New York — An experimental vaccine designed to tamp down the abnormal immune response that causes Type 1 diabetes helped preserve patients’ insulin-producing cells in a study that may change the way the disease is treated.

Researchers from Stanford University in California and Leiden University Medical Center in the Netherlands created a vaccine that selectively targets the destructive immune cells and stops their attack. The data, from the second of three stages of tests generally needed for regulatory approval, were published yesterday in the journal Science Translational Medicine.

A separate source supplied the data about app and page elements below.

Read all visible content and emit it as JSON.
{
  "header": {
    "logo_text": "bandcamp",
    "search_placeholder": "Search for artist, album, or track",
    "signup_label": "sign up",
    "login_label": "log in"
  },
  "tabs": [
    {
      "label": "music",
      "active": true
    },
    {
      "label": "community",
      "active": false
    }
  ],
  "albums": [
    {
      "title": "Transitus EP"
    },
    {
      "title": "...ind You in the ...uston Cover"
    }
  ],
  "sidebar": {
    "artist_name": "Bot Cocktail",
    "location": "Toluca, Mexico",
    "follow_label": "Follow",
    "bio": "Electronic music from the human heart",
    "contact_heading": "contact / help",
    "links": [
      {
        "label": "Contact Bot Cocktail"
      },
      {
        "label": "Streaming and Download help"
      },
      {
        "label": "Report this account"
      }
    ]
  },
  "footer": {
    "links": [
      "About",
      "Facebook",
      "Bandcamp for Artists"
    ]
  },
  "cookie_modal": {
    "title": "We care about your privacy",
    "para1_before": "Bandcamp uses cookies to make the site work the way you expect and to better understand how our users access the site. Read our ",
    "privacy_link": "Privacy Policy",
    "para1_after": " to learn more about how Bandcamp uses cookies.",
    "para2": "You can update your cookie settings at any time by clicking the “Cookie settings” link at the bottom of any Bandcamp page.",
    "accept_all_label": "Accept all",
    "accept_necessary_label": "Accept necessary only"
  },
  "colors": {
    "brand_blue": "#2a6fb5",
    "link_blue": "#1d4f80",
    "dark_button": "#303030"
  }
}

Type 1 diabetes is caused when the body’s immune system destroys insulin-releasing cells in the pancreas, called beta cells, requiring patients to inject themselves with insulin replacement therapy. Scientists have long sought a treatment approach that targets the cause of the disease.

“Although insulin saves people’s lives and was discovered 100 years ago, we need something better than that,” Lawrence Steinman, a professor at Stanford School of Medicine near Palo Alto, Calif., and an author of the study, said in a telephone interview. “One of the long sought-after goals of immunological therapy is to do just this, antigen-specific modulation.”

Type 1 diabetes, also called juvenile diabetes, affects as many as 3 million people in the U.S., according to JDRF, an organization that funds research for the disease. It’s less common than Type 2 diabetes, which develops when the body becomes resistant to insulin or the pancreas stops producing enough insulin, and is linked to excess weight.

The compound, called TOL-3021, boosted the function of pancreatic beta cells and specifically reduced the killer immune cells implicit in Type 1 diabetes.

The trial was done in 80 patients ages 18 to 40 who had been diagnosed with Type 1 diabetes within 5 years. Patients were given an injection of the compound or placebo once a week for 12 weeks, and researchers looked at levels of C-peptide as a marker of the function of insulin-producing beta cells.

Patients taking a 1-milligram dose of TOL-3021 had their C-peptide levels rise 20 percent, compared with a decline of 8.8 percent for patients on placebo, the researchers reported. Immune cells known as T cells that directly targeted the pancreatic beta cells were shown to decline in patients taking the drug, while other T cells weren’t affected. The study turned up no serious side effects.